[What is being asked] An exact copy of every record below is needed, with the pictures left out.

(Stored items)
****************************************
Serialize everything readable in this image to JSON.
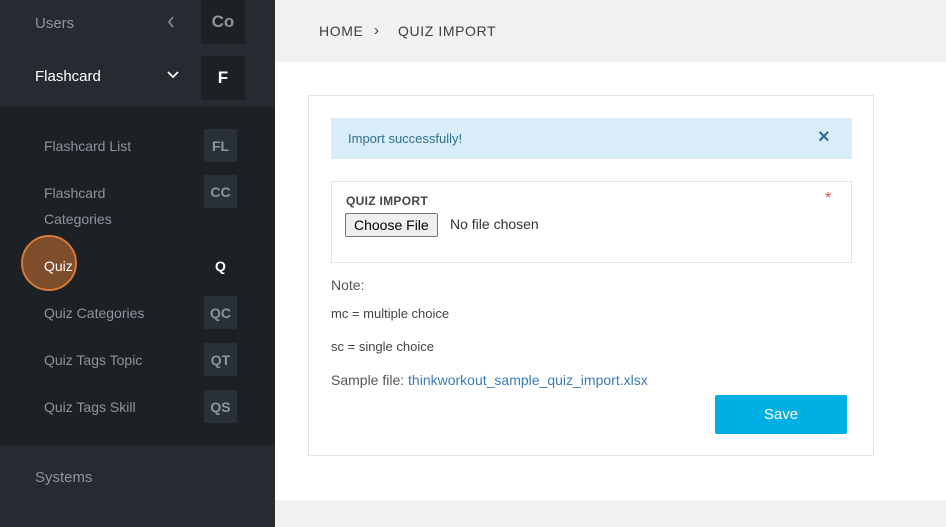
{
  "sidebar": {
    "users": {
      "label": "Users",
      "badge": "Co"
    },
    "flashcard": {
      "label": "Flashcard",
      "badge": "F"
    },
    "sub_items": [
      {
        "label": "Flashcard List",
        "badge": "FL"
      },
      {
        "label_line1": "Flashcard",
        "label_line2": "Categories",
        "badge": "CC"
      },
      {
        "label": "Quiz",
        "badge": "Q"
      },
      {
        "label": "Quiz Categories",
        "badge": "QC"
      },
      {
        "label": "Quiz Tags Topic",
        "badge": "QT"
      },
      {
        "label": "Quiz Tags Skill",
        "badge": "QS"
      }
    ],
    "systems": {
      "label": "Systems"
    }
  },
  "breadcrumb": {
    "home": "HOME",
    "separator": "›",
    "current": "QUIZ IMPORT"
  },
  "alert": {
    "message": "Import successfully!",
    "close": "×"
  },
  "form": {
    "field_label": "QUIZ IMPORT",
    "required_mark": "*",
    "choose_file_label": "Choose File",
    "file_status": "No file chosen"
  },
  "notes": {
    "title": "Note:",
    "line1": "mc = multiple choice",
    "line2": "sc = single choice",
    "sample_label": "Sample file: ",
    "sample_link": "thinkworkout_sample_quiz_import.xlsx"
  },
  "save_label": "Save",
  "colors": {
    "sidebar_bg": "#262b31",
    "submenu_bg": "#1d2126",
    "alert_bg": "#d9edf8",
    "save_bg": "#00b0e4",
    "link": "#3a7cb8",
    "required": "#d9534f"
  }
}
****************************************
[Answer box]
Serialize everything readable in this image to JSON.
{
  "sidebar": {
    "users": {
      "label": "Users",
      "badge": "Co"
    },
    "flashcard": {
      "label": "Flashcard",
      "badge": "F"
    },
    "sub_items": [
      {
        "label": "Flashcard List",
        "badge": "FL"
      },
      {
        "label_line1": "Flashcard",
        "label_line2": "Categories",
        "badge": "CC"
      },
      {
        "label": "Quiz",
        "badge": "Q"
      },
      {
        "label": "Quiz Categories",
        "badge": "QC"
      },
      {
        "label": "Quiz Tags Topic",
        "badge": "QT"
      },
      {
        "label": "Quiz Tags Skill",
        "badge": "QS"
      }
    ],
    "systems": {
      "label": "Systems"
    }
  },
  "breadcrumb": {
    "home": "HOME",
    "separator": "›",
    "current": "QUIZ IMPORT"
  },
  "alert": {
    "message": "Import successfully!",
    "close": "×"
  },
  "form": {
    "field_label": "QUIZ IMPORT",
    "required_mark": "*",
    "choose_file_label": "Choose File",
    "file_status": "No file chosen"
  },
  "notes": {
    "title": "Note:",
    "line1": "mc = multiple choice",
    "line2": "sc = single choice",
    "sample_label": "Sample file: ",
    "sample_link": "thinkworkout_sample_quiz_import.xlsx"
  },
  "save_label": "Save",
  "colors": {
    "sidebar_bg": "#262b31",
    "submenu_bg": "#1d2126",
    "alert_bg": "#d9edf8",
    "save_bg": "#00b0e4",
    "link": "#3a7cb8",
    "required": "#d9534f"
  }
}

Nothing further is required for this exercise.